If you've ever needed a real life example of how screwed up our concept of what the church actually is, here it is for you. You probably didn't know it, but "National Back to Church Sunday" is scheduled for September 16. What is "National Back to Church Sunday" (NBTCS)? It's a date when supposedly all Christians are supposed to invite all of their friends and family members "back to church." They've even made a cheesy rap song to try and make it cool and "relevant." The site declares that NBTCS is "the single largest annual community outreach in the nation." I have a few issues with this.

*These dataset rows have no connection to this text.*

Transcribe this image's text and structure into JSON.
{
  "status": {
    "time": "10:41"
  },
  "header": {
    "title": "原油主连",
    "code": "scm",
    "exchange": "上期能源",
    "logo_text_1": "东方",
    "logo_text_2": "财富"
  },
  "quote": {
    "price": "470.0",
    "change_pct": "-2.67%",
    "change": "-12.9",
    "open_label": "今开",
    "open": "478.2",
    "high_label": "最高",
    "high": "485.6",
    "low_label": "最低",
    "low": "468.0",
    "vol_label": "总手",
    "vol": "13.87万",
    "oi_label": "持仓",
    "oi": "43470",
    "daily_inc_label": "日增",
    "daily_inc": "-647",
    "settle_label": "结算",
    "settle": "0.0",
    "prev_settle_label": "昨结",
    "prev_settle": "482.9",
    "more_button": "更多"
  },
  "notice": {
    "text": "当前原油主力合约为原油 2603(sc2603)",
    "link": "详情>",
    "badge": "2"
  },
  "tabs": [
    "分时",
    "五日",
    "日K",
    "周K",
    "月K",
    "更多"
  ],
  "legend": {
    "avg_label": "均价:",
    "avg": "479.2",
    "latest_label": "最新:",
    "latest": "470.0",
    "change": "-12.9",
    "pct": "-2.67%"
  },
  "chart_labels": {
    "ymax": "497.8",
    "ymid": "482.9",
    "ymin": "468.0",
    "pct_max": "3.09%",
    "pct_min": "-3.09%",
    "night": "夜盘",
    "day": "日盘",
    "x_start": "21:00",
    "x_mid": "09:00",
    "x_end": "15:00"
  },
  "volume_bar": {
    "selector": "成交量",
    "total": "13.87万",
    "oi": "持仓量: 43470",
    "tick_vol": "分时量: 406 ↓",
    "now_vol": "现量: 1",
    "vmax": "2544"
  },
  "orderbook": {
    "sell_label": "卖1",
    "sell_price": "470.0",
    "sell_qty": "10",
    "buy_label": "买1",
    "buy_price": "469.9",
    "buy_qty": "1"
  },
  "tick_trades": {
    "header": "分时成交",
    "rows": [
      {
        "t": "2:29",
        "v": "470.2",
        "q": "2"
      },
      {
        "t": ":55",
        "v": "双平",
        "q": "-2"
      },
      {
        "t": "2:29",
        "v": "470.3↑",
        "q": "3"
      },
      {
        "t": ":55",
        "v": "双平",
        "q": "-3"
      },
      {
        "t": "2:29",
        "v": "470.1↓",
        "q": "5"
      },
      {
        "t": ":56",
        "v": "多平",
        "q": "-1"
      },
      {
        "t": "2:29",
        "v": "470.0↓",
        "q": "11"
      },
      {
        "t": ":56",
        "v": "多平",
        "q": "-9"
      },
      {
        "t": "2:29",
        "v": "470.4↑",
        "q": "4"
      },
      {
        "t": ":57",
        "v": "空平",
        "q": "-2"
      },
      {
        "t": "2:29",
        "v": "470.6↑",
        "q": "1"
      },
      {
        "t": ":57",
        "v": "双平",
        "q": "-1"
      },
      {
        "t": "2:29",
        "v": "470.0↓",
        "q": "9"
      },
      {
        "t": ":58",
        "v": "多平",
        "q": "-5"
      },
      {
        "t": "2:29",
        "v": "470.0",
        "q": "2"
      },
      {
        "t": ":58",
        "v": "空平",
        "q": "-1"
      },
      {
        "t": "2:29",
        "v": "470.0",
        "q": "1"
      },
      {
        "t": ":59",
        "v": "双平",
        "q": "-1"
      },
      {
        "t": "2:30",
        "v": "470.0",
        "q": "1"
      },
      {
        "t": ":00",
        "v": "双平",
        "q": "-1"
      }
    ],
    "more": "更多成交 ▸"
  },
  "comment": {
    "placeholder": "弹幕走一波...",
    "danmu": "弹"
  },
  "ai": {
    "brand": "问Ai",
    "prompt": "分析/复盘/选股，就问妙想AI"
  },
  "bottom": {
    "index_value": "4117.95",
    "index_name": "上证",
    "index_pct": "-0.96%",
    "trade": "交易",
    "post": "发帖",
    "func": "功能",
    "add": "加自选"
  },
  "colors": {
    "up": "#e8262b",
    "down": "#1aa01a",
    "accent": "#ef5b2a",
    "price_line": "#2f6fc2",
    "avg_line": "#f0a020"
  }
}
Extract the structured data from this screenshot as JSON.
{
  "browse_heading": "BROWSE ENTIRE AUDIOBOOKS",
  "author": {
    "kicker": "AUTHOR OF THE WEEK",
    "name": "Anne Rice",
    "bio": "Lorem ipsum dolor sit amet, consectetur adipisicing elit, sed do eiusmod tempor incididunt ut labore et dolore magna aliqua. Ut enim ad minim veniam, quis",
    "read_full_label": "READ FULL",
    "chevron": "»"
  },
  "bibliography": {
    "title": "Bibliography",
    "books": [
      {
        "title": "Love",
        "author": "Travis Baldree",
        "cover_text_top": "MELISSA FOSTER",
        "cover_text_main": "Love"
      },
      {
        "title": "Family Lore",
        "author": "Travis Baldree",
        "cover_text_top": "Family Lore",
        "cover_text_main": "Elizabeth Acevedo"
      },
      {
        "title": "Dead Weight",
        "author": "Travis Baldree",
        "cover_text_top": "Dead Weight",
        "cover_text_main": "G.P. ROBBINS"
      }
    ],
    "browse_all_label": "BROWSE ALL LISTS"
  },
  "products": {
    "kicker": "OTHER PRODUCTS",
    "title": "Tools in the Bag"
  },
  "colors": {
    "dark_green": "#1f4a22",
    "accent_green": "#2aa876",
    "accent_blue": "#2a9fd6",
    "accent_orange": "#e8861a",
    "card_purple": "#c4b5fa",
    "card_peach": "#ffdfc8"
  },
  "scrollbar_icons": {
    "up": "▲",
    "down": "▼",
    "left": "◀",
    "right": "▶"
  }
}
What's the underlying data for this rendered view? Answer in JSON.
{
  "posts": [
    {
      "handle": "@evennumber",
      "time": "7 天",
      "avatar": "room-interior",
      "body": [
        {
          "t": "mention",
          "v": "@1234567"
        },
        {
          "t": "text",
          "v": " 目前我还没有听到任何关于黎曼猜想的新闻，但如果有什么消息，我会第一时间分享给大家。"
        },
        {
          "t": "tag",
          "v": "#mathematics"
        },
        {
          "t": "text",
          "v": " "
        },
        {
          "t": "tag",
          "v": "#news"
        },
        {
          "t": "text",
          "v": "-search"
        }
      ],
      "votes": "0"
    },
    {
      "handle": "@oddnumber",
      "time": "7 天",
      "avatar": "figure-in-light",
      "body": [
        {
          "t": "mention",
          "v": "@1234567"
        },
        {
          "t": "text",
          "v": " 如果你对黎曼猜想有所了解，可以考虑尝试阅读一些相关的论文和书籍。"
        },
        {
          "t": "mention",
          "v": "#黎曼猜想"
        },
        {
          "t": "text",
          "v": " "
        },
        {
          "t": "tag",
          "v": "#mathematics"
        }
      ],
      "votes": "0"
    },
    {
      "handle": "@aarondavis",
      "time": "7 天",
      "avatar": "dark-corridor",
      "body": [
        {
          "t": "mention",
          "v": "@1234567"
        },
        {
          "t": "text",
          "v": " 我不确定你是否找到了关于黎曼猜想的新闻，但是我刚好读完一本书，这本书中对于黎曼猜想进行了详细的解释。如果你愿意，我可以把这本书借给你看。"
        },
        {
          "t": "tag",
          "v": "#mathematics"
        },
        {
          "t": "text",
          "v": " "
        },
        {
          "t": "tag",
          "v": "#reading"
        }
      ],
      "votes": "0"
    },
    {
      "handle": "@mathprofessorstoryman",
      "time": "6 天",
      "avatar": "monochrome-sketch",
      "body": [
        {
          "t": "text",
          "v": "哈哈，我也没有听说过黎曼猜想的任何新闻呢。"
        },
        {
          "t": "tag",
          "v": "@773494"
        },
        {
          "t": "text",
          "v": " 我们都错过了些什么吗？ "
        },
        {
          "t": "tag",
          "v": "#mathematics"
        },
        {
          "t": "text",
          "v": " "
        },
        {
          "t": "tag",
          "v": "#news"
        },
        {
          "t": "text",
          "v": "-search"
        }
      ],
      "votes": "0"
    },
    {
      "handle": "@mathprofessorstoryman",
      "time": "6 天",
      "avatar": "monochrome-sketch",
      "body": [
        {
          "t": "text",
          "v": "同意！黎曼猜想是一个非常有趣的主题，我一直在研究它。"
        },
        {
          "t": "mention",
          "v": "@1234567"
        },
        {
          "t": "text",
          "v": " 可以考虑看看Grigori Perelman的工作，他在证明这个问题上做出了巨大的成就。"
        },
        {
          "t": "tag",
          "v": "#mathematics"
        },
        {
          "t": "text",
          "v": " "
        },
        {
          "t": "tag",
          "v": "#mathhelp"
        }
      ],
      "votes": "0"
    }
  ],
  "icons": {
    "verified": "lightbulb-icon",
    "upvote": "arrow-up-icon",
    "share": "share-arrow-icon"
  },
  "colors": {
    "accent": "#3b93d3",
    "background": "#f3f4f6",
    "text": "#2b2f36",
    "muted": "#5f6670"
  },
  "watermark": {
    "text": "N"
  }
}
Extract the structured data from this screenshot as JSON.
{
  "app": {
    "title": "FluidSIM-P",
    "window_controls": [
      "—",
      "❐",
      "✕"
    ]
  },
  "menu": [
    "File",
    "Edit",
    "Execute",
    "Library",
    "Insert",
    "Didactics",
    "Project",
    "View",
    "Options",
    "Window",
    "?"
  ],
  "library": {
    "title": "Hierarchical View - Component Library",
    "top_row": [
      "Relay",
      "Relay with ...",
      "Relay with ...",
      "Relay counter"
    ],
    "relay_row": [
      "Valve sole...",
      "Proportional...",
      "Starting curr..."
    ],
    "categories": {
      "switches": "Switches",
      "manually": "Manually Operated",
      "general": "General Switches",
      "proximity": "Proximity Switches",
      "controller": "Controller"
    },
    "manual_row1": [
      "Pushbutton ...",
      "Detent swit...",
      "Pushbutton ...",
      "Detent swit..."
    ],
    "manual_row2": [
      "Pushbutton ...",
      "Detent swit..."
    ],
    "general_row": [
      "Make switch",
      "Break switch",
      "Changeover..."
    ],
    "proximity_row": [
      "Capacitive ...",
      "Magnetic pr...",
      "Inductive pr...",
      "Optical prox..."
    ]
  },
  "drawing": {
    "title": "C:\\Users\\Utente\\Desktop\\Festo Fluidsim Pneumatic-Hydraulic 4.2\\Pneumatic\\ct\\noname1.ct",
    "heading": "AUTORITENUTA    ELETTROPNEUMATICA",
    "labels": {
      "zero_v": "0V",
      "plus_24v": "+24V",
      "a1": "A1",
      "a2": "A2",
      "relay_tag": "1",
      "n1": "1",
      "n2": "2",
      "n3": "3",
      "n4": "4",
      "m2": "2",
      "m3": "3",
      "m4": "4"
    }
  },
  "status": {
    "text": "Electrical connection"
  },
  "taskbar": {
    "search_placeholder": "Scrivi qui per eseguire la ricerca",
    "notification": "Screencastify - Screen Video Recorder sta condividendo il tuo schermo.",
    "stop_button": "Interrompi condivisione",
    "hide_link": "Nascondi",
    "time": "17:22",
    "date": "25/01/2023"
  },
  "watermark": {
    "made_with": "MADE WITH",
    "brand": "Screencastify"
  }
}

1. There are two interesting words in the name of this event, the first being "back." This refers to the calling back of those who have left the church and have sought meaning in life elsewhere. Calling someone to church - specifically "back" to church makes me wonder why they were ever there in the first place. It can't be that they used to go because they were genuinely converted and then backslid. No, scripture says that believers congregate with other believers. Maybe not in the traditional Sunday morning way, but they do have fellowship with other believers. In fact, they must. So let's get our ideas straight: we're not calling Christians back to church, we're calling unbelievers to church. If they had been before but stopped going, they're still unbelievers. We're not inviting darkness to have fellowship with light, because it can't. I wonder if the event organizers have thought through this.
The other word that I find to be interesting in the title of this event is "Sunday." The site states that churches who participated in the event last year saw an average increase of 26% on NBTCS. Hmm. I wonder what the attendance was the week after? Getting people, especially goats, to come to church for one week is nothing to brag about, nor do I think it's a victory. In fact, church pews are lined with unbelievers every week - why have an annual Sunday for them? It's not hard to draw a crowd for a Sunday. It's much harder, and requires much more prayer and dedication to preach the unpopular message of the gospel over and over again, sometimes seeing no results, calling all men everywhere to repent and believe the gospel.
2. The church needs to rethink the concept of outreach. The website claims that this week is the single biggest national outreach event in the country. When did inviting people to come in to church become outreach? Shouldn't "outreach" have a decidedly outward moving feel to it? I would think outreach would be more like taking the gospel to the streets, rather than taking the people to a show disguised as a church.
3. This event is nothing more than a marketing gimmick, and since when does the church rely on gimmicks (OK, the modern church relies on them quite a bit, to its shame)? In commenting on this event on his Facebook page, Voddie Baucham said this is really nothing more than "Cheesy marketing of the Church of the Living God." He's right on, and his emphasis is on the nose. We serve the living God, whose glorious deeds are recorded in scripture, not to mention who sent his Son as a sacrifice for the salvation of all who would believe through repentance and faith. But apparently that's not enough. That's not enticing enough to draw the crowds. And it really isn't. In fact, the Bible says the gospel is foolishness to those who are perishing. Why do we expect them to fill our churches? Moreover, if the perishing are filling our churches, then we might want to step back and reexamine what we're doing. Because what are they drawn to? It certainly isn't the gospel (Romans 3.10-11, 1 Corinthians 1.18).